Fresnel Screengreenspun.com : LUSENET : Large format photography : One Thread
Some time ago, I was given a fresnel screen for my Zone VI 4x5 camera. The screen (original Zone VI equipment) is the type which permanently replaces the existing groundglass. It consists of two parts. The first part is a plastic sheet which has fresnel rings on one side and is frosted (apparently) on the other (smooth) side. When installed as directed, the smooth side faces the lens. The second part is a clear glass sheet which is installed behind the screen (toward the photographer); I assume its function is simply protective.
Since the smooth side of the screen, which appears to be the frosted side, will occupy the same position as that formerly occupied by the ground side of the regular GG, it stands to reason that using this screen will not change the focussing accuracy of the camera.
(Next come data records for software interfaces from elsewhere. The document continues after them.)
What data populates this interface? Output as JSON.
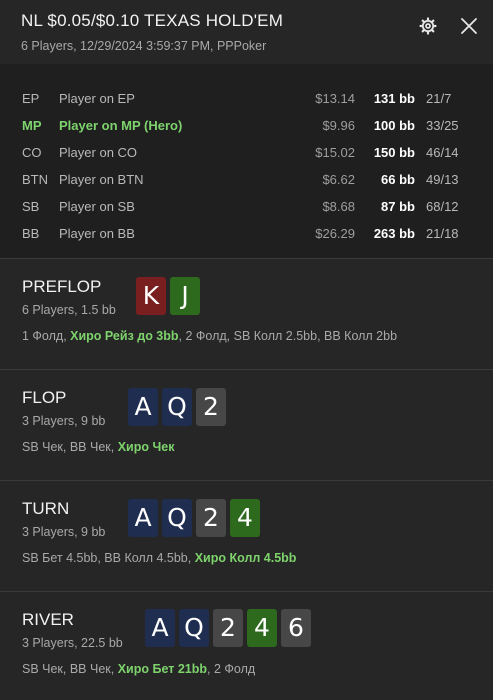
{
  "header": {
    "title": "NL $0.05/$0.10 TEXAS HOLD'EM",
    "subtitle": "6 Players, 12/29/2024 3:59:37 PM, PPPoker",
    "settings_icon": "gear-icon",
    "close_icon": "close-icon"
  },
  "players": [
    {
      "pos": "EP",
      "name": "Player on EP",
      "money": "$13.14",
      "bb": "131 bb",
      "stat": "21/7",
      "hero": false
    },
    {
      "pos": "MP",
      "name": "Player on MP (Hero)",
      "money": "$9.96",
      "bb": "100 bb",
      "stat": "33/25",
      "hero": true
    },
    {
      "pos": "CO",
      "name": "Player on CO",
      "money": "$15.02",
      "bb": "150 bb",
      "stat": "46/14",
      "hero": false
    },
    {
      "pos": "BTN",
      "name": "Player on BTN",
      "money": "$6.62",
      "bb": "66 bb",
      "stat": "49/13",
      "hero": false
    },
    {
      "pos": "SB",
      "name": "Player on SB",
      "money": "$8.68",
      "bb": "87 bb",
      "stat": "68/12",
      "hero": false
    },
    {
      "pos": "BB",
      "name": "Player on BB",
      "money": "$26.29",
      "bb": "263 bb",
      "stat": "21/18",
      "hero": false
    }
  ],
  "streets": {
    "preflop": {
      "title": "PREFLOP",
      "sub": "6 Players, 1.5 bb",
      "cards": [
        {
          "rank": "K",
          "color": "red"
        },
        {
          "rank": "J",
          "color": "green"
        }
      ],
      "actions": {
        "a1": "1 Фолд, ",
        "hero": "Хиро Рейз до 3bb",
        "a2": ", 2 Фолд, SB Колл 2.5bb, BB Колл 2bb"
      }
    },
    "flop": {
      "title": "FLOP",
      "sub": "3 Players, 9 bb",
      "cards": [
        {
          "rank": "A",
          "color": "blue"
        },
        {
          "rank": "Q",
          "color": "blue"
        },
        {
          "rank": "2",
          "color": "gray"
        }
      ],
      "actions": {
        "a1": "SB Чек, BB Чек, ",
        "hero": "Хиро Чек",
        "a2": ""
      }
    },
    "turn": {
      "title": "TURN",
      "sub": "3 Players, 9 bb",
      "cards": [
        {
          "rank": "A",
          "color": "blue"
        },
        {
          "rank": "Q",
          "color": "blue"
        },
        {
          "rank": "2",
          "color": "gray"
        },
        {
          "rank": "4",
          "color": "green"
        }
      ],
      "actions": {
        "a1": "SB Бет 4.5bb, BB Колл 4.5bb, ",
        "hero": "Хиро Колл 4.5bb",
        "a2": ""
      }
    },
    "river": {
      "title": "RIVER",
      "sub": "3 Players, 22.5 bb",
      "cards": [
        {
          "rank": "A",
          "color": "blue"
        },
        {
          "rank": "Q",
          "color": "blue"
        },
        {
          "rank": "2",
          "color": "gray"
        },
        {
          "rank": "4",
          "color": "green"
        },
        {
          "rank": "6",
          "color": "gray"
        }
      ],
      "actions": {
        "a1": "SB Чек, BB Чек, ",
        "hero": "Хиро Бет 21bb",
        "a2": ", 2 Фолд"
      }
    }
  },
  "colors": {
    "hero_green": "#7ed36d",
    "card_red": "#7a1f1f",
    "card_green": "#2e6a1e",
    "card_blue": "#1f2d50",
    "card_gray": "#474747"
  }
}
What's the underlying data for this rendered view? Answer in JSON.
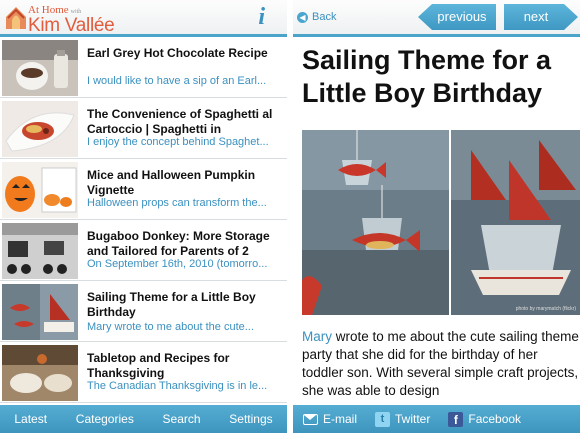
{
  "left": {
    "logo_top": "At Home",
    "logo_with": "with",
    "logo_name": "Kim Vallée",
    "info_icon": "i",
    "articles": [
      {
        "title": "Earl Grey Hot Chocolate Recipe",
        "snippet": "I would like to have a sip of an Earl..."
      },
      {
        "title": "The Convenience of Spaghetti al Cartoccio | Spaghetti in",
        "snippet": "I enjoy the concept behind Spaghet..."
      },
      {
        "title": "Mice and Halloween Pumpkin Vignette",
        "snippet": "Halloween props can transform the..."
      },
      {
        "title": "Bugaboo Donkey: More Storage and Tailored for Parents of 2",
        "snippet": "On September 16th, 2010 (tomorro..."
      },
      {
        "title": "Sailing Theme for a Little Boy Birthday",
        "snippet": "Mary wrote to me about the cute..."
      },
      {
        "title": "Tabletop and Recipes for Thanksgiving",
        "snippet": "The Canadian Thanksgiving is in le..."
      }
    ],
    "tabs": [
      "Latest",
      "Categories",
      "Search",
      "Settings"
    ]
  },
  "right": {
    "back_label": "Back",
    "prev_label": "previous",
    "next_label": "next",
    "post_title": "Sailing Theme for a Little Boy Birthday",
    "photo_credit": "photo by marymatch (flickr)",
    "body_link": "Mary",
    "body_text": " wrote to me about the cute sailing theme party that she did for the birthday of her toddler son. With several simple craft projects, she was able to design",
    "share": {
      "email": "E-mail",
      "twitter": "Twitter",
      "facebook": "Facebook"
    }
  },
  "colors": {
    "accent": "#3b91c0",
    "bar": "#4aa3c9",
    "logo": "#e25d3d"
  }
}
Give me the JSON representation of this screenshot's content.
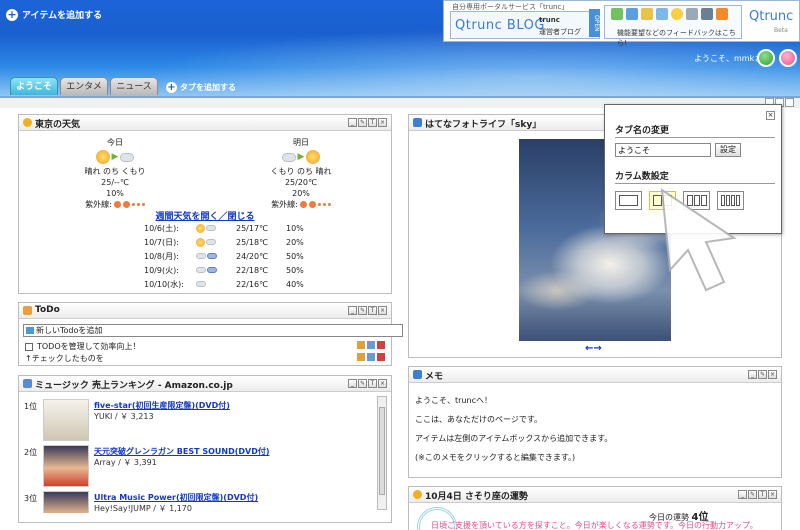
{
  "header": {
    "add_item": "アイテムを追加する",
    "banner_caption": "自分専用ポータルサービス「trunc」",
    "blog_logo": "Qtrunc BLOG",
    "blog_name": "trunc",
    "blog_sub": "運営者ブログ",
    "open_tag": "OPEN",
    "feedback": "機能要望などのフィードバックはこちら!",
    "logo": "Qtrunc",
    "logo_beta": "Beta",
    "greeting": "ようこそ、mmkさん"
  },
  "tabs": [
    {
      "label": "ようこそ",
      "active": true
    },
    {
      "label": "エンタメ",
      "active": false
    },
    {
      "label": "ニュース",
      "active": false
    }
  ],
  "add_tab": "タブを追加する",
  "weather": {
    "title": "東京の天気",
    "today": {
      "day": "今日",
      "desc": "晴れ のち くもり",
      "temp": "25/--℃",
      "precip": "10%"
    },
    "tomorrow": {
      "day": "明日",
      "desc": "くもり のち 晴れ",
      "temp": "25/20℃",
      "precip": "20%"
    },
    "uv_label": "紫外線:",
    "weekly_link": "週間天気を開く／閉じる",
    "weekly": [
      {
        "date": "10/6(土):",
        "temp": "25/17℃",
        "precip": "10%",
        "icon": "sun-cloud"
      },
      {
        "date": "10/7(日):",
        "temp": "25/18℃",
        "precip": "20%",
        "icon": "sun-cloud"
      },
      {
        "date": "10/8(月):",
        "temp": "24/20℃",
        "precip": "50%",
        "icon": "cloud-rain"
      },
      {
        "date": "10/9(火):",
        "temp": "22/18℃",
        "precip": "50%",
        "icon": "cloud-rain"
      },
      {
        "date": "10/10(水):",
        "temp": "22/16℃",
        "precip": "40%",
        "icon": "cloud"
      }
    ]
  },
  "todo": {
    "title": "ToDo",
    "input_placeholder": "新しいTodoを追加",
    "items": [
      "TODOを管理して効率向上！",
      "↑チェックしたものを"
    ]
  },
  "music": {
    "title": "ミュージック 売上ランキング - Amazon.co.jp",
    "items": [
      {
        "rank": "1位",
        "title": "five-star(初回生産限定盤)(DVD付)",
        "artist": "YUKI / ￥ 3,213"
      },
      {
        "rank": "2位",
        "title": "天元突破グレンラガン BEST SOUND(DVD付)",
        "artist": "Array / ￥ 3,391"
      },
      {
        "rank": "3位",
        "title": "Ultra Music Power(初回限定盤)(DVD付)",
        "artist": "Hey!Say!JUMP / ￥ 1,170"
      }
    ]
  },
  "photo": {
    "title": "はてなフォトライフ「sky」",
    "nav": "←→"
  },
  "memo": {
    "title": "メモ",
    "lines": [
      "ようこそ、truncへ！",
      "ここは、あなただけのページです。",
      "アイテムは左側のアイテムボックスから追加できます。",
      "(※このメモをクリックすると編集できます。)"
    ]
  },
  "fortune": {
    "title": "10月4日 さそり座の運勢",
    "rank_label": "今日の運勢",
    "rank": "4位",
    "text": "日頃ご支援を頂いている方を探すこと。今日が楽しくなる運勢です。今日の行動力アップ。"
  },
  "popup": {
    "tab_name_heading": "タブ名の変更",
    "tab_name_value": "ようこそ",
    "set_button": "設定",
    "column_heading": "カラム数設定",
    "column_options": [
      1,
      2,
      3,
      4
    ],
    "selected_columns": 2
  },
  "colors": {
    "header_blue": "#1a5fcf",
    "link_blue": "#1337c9",
    "tab_active": "#3fb7d8",
    "fortune_pink": "#e04a8a"
  }
}
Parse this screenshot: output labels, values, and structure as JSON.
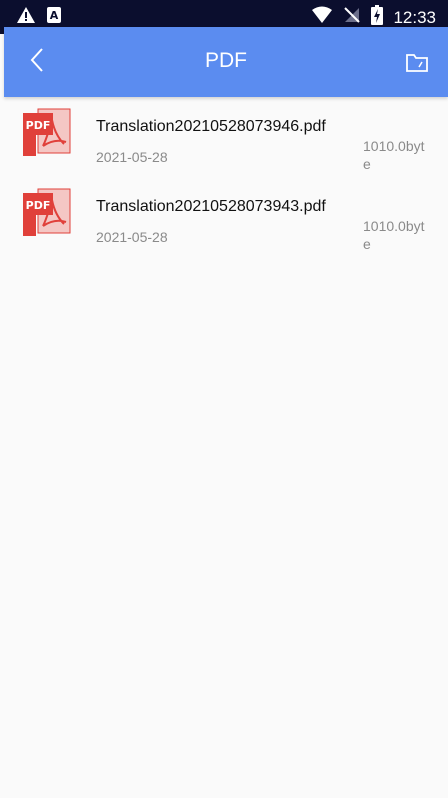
{
  "status_bar": {
    "time": "12:33",
    "icons_left": [
      "warning-icon",
      "a-icon"
    ],
    "icons_right": [
      "wifi-icon",
      "no-signal-icon",
      "battery-charging-icon"
    ]
  },
  "header": {
    "title": "PDF",
    "back_icon": "chevron-left-icon",
    "action_icon": "folder-icon",
    "background": "#5b8cf0"
  },
  "files": [
    {
      "name": "Translation20210528073946.pdf",
      "date": "2021-05-28",
      "size": "1010.0byte",
      "icon": "pdf-file-icon"
    },
    {
      "name": "Translation20210528073943.pdf",
      "date": "2021-05-28",
      "size": "1010.0byte",
      "icon": "pdf-file-icon"
    }
  ],
  "colors": {
    "status_bar": "#0b0e2e",
    "accent": "#5b8cf0",
    "pdf_red": "#e0403a",
    "background": "#fafafa"
  }
}
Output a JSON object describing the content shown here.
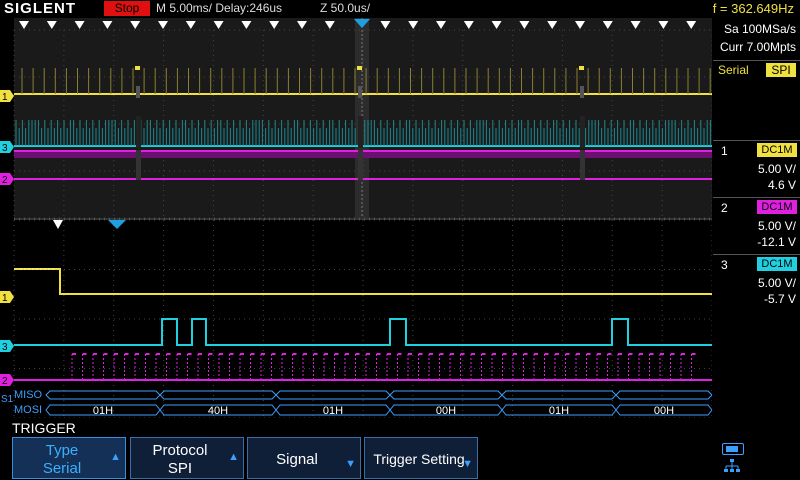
{
  "header": {
    "brand": "SIGLENT",
    "run_state": "Stop",
    "timebase": "M 5.00ms/ Delay:246us",
    "zoom": "Z 50.0us/",
    "frequency": "f = 362.649Hz"
  },
  "acquisition": {
    "sample_rate": "Sa 100MSa/s",
    "memory": "Curr 7.00Mpts"
  },
  "trigger_info": {
    "type": "Serial",
    "protocol": "SPI"
  },
  "channels": [
    {
      "id": "1",
      "coupling": "DC1M",
      "scale": "5.00 V/",
      "offset": "4.6 V",
      "color": "#f0e040"
    },
    {
      "id": "2",
      "coupling": "DC1M",
      "scale": "5.00 V/",
      "offset": "-12.1 V",
      "color": "#e020e0"
    },
    {
      "id": "3",
      "coupling": "DC1M",
      "scale": "5.00 V/",
      "offset": "-5.7 V",
      "color": "#20d0e0"
    }
  ],
  "marker_labels": {
    "ch1": "1",
    "ch2": "2",
    "ch3": "3",
    "decode": "S1"
  },
  "decode": {
    "miso_label": "MISO",
    "mosi_label": "MOSI",
    "mosi_values": [
      "01H",
      "40H",
      "01H",
      "00H",
      "01H",
      "00H"
    ]
  },
  "menu": {
    "title": "TRIGGER",
    "softkeys": [
      {
        "line1": "Type",
        "line2": "Serial"
      },
      {
        "line1": "Protocol",
        "line2": "SPI"
      },
      {
        "line1": "Signal",
        "line2": ""
      },
      {
        "line1": "Trigger Setting",
        "line2": ""
      }
    ]
  },
  "colors": {
    "ch1": "#f0e040",
    "ch2": "#e020e0",
    "ch3": "#20d0e0",
    "decode_bus": "#3aa0ff",
    "trigger_marker": "#1ea0e0",
    "stop_badge": "#e01010"
  },
  "icons": [
    "usb-icon",
    "network-icon",
    "trigger-position-marker-icon"
  ]
}
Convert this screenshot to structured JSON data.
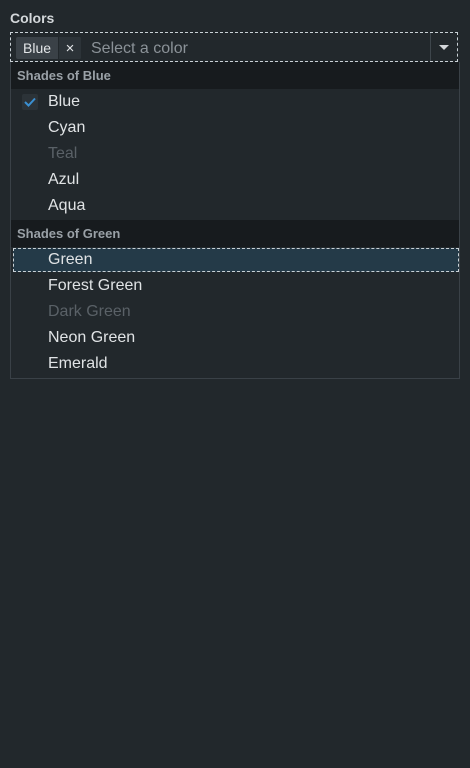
{
  "field": {
    "label": "Colors",
    "placeholder": "Select a color"
  },
  "selected": [
    {
      "label": "Blue",
      "remove_glyph": "×"
    }
  ],
  "groups": [
    {
      "header": "Shades of Blue",
      "options": [
        {
          "label": "Blue",
          "selected": true,
          "disabled": false
        },
        {
          "label": "Cyan",
          "selected": false,
          "disabled": false
        },
        {
          "label": "Teal",
          "selected": false,
          "disabled": true
        },
        {
          "label": "Azul",
          "selected": false,
          "disabled": false
        },
        {
          "label": "Aqua",
          "selected": false,
          "disabled": false
        }
      ]
    },
    {
      "header": "Shades of Green",
      "options": [
        {
          "label": "Green",
          "selected": false,
          "disabled": false,
          "focused": true
        },
        {
          "label": "Forest Green",
          "selected": false,
          "disabled": false
        },
        {
          "label": "Dark Green",
          "selected": false,
          "disabled": true
        },
        {
          "label": "Neon Green",
          "selected": false,
          "disabled": false
        },
        {
          "label": "Emerald",
          "selected": false,
          "disabled": false
        }
      ]
    }
  ],
  "icons": {
    "check": "check-icon",
    "remove": "close-icon",
    "toggle": "chevron-down-icon"
  },
  "colors": {
    "background": "#22282c",
    "accent": "#3a8fd1",
    "focus_fill": "#243a48",
    "group_header_bg": "#171b1e"
  }
}
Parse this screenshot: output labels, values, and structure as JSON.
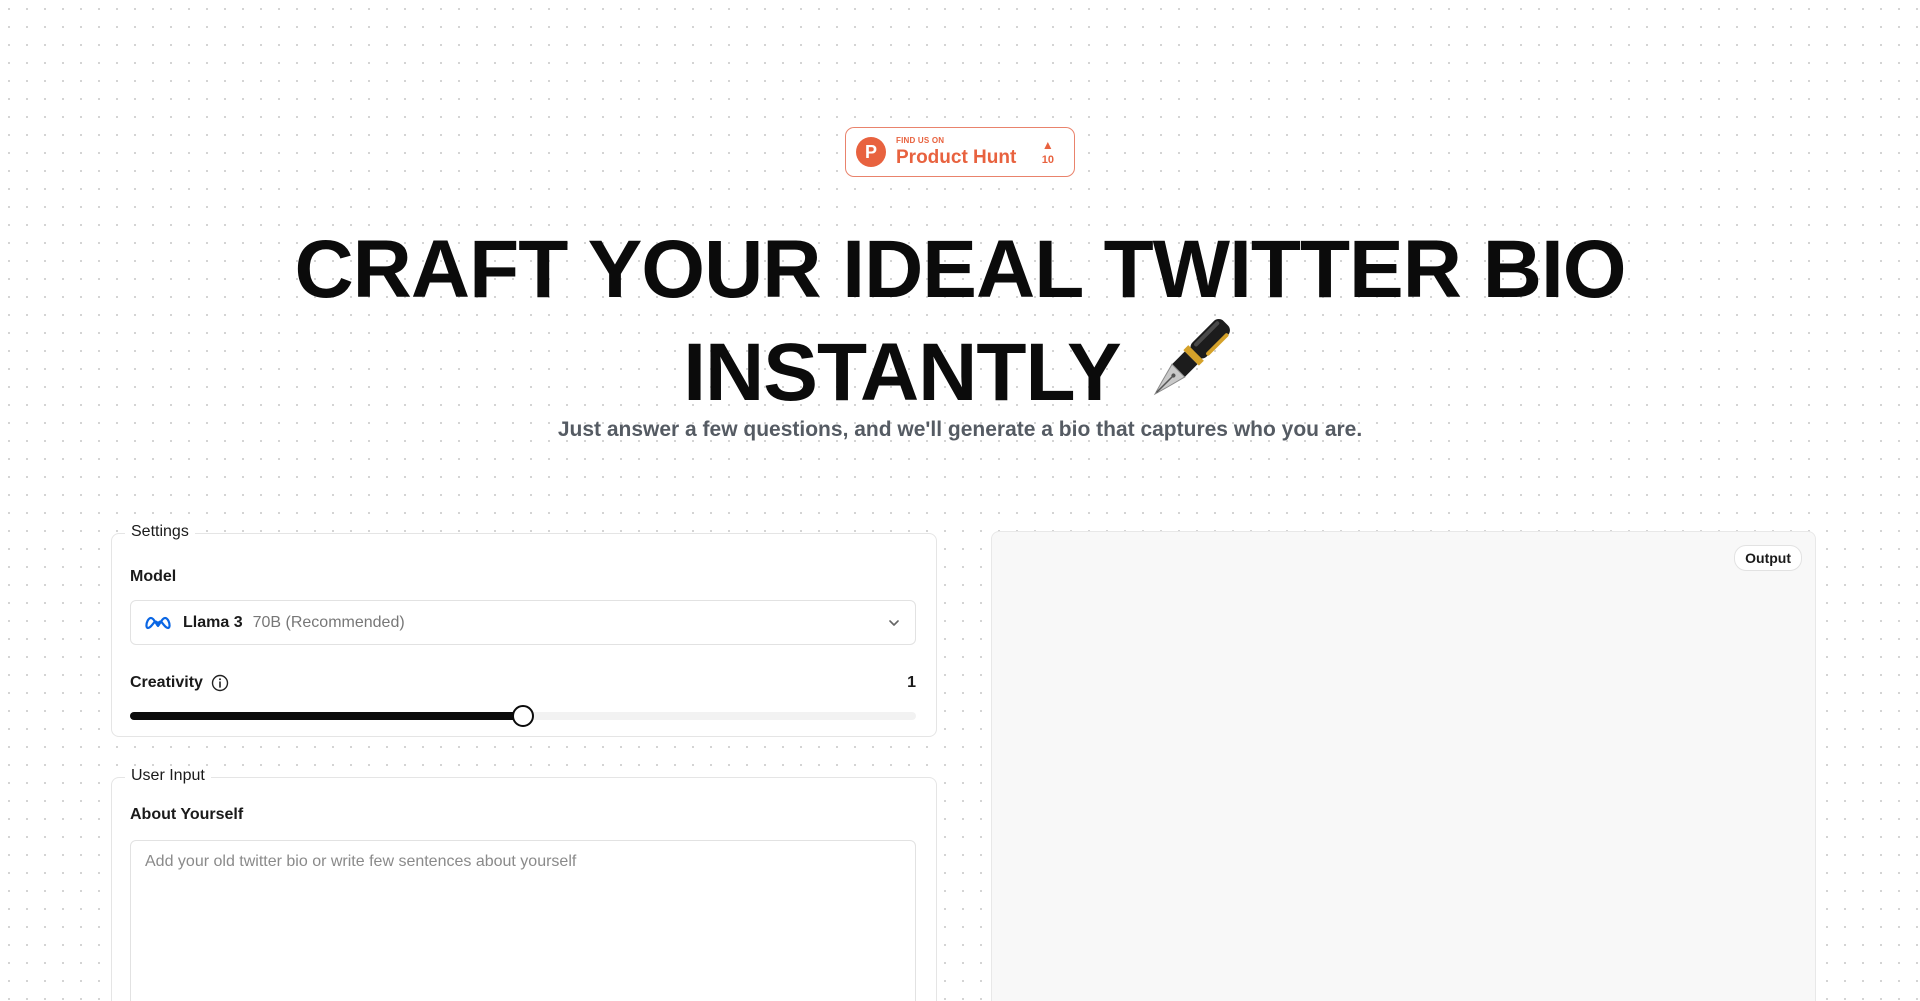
{
  "badge": {
    "small": "FIND US ON",
    "big": "Product Hunt",
    "logo_letter": "P",
    "arrow": "▲",
    "votes": "10",
    "color": "#e8623f"
  },
  "hero": {
    "title_line1": "CRAFT YOUR IDEAL TWITTER BIO",
    "title_line2": "INSTANTLY",
    "title_icon": "fountain-pen-icon",
    "subtitle": "Just answer a few questions, and we'll generate a bio that captures who you are."
  },
  "settings": {
    "legend": "Settings",
    "model_label": "Model",
    "model_icon": "meta-icon",
    "model_name": "Llama 3",
    "model_variant": "70B (Recommended)",
    "creativity_label": "Creativity",
    "creativity_value": "1",
    "creativity_fraction": 0.5
  },
  "user_input": {
    "legend": "User Input",
    "about_label": "About Yourself",
    "about_placeholder": "Add your old twitter bio or write few sentences about yourself",
    "about_value": ""
  },
  "output": {
    "badge": "Output"
  }
}
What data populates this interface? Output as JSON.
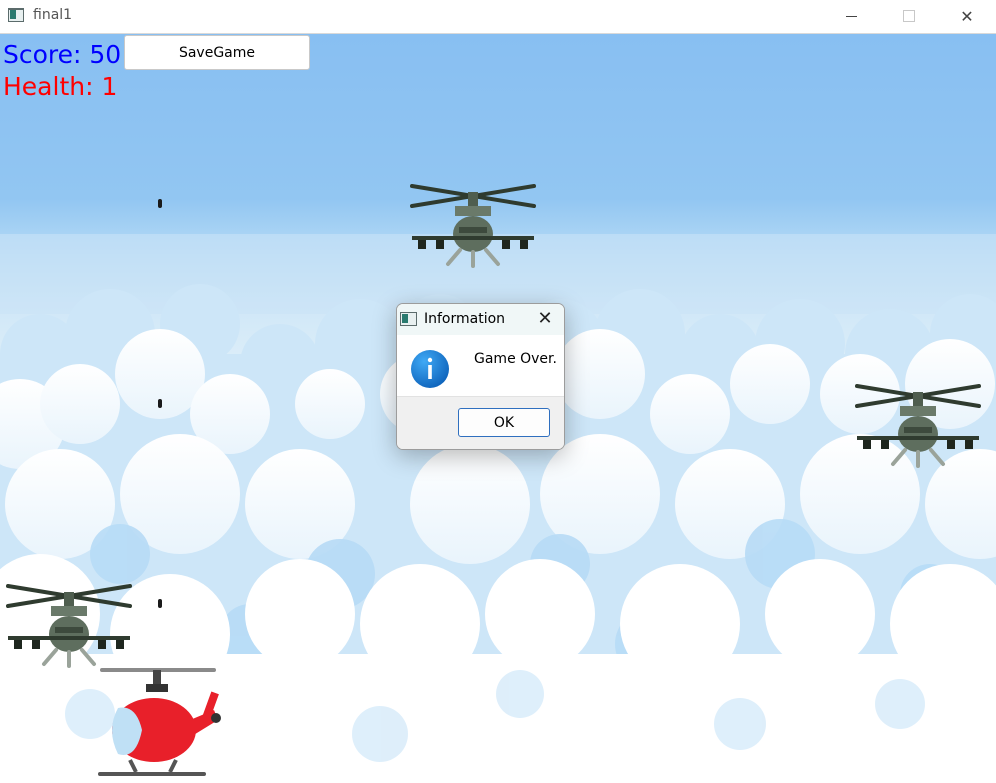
{
  "window": {
    "title": "final1",
    "minimize_icon": "minimize-icon",
    "maximize_icon": "maximize-icon",
    "close_icon": "close-icon",
    "close_glyph": "✕"
  },
  "hud": {
    "score_text": "Score: 50",
    "health_text": "Health: 1",
    "score_color": "#0000ff",
    "health_color": "#ff0000"
  },
  "toolbar": {
    "save_label": "SaveGame"
  },
  "game": {
    "sky_color": "#88bff2",
    "cloud_color": "#ffffff",
    "player_color": "#e8202a",
    "enemy_color": "#5e6e5e"
  },
  "dialog": {
    "title": "Information",
    "message": "Game Over.",
    "ok_label": "OK",
    "close_glyph": "✕",
    "icon": "info-icon"
  }
}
However, I would like to confirm this before installing it. Can anybody confirm this, either from experience or from optical theory?
Alternatively, is there a fresnel available which can be used on the Zone VI camera and which is of the type that fits behind the existing groundglass, to be installed or removed as needed? This seems to me to be a more sensible approach than permanently replacing the existing screen.
Edmund scientific sells fresnel lenses in various sizes and focal lengths. Could such a lens be used for this purpose? If so, what would be an appropriate focal length?
-- Rob Rothman (firstname.lastname@example.org), January 27, 1998
It seems a bit counter-intuitive, I know, but this works for me: years ago, when I first got an old Crown Graphic for copy work, I blithely added a fresnel to perk up the image(I didn't know what I was doing). It's been there ever since, and the 4X5 transparencies I get off the camera are crystalline in sharpness.The configuration: fresnel is trapped between ground glass and graflok frame, i.e., the closest surface to the back of the lens is the concentric-ring side of the fresnel; the glossy side of the fresnel is in contact with the grainy side of the conventional ground glass; the surface I examine with a loup is the glossy side of the g.g. So either the image is correctly resolving on the ring side of the fresnel, rather than on the g.g., or the 2-3mm thickness of the fresnel doesn't make enough difference to affect focus. I lean toward the former conclusion. Birck Cox
-- Birck Cox (email@example.com), June 17, 1998.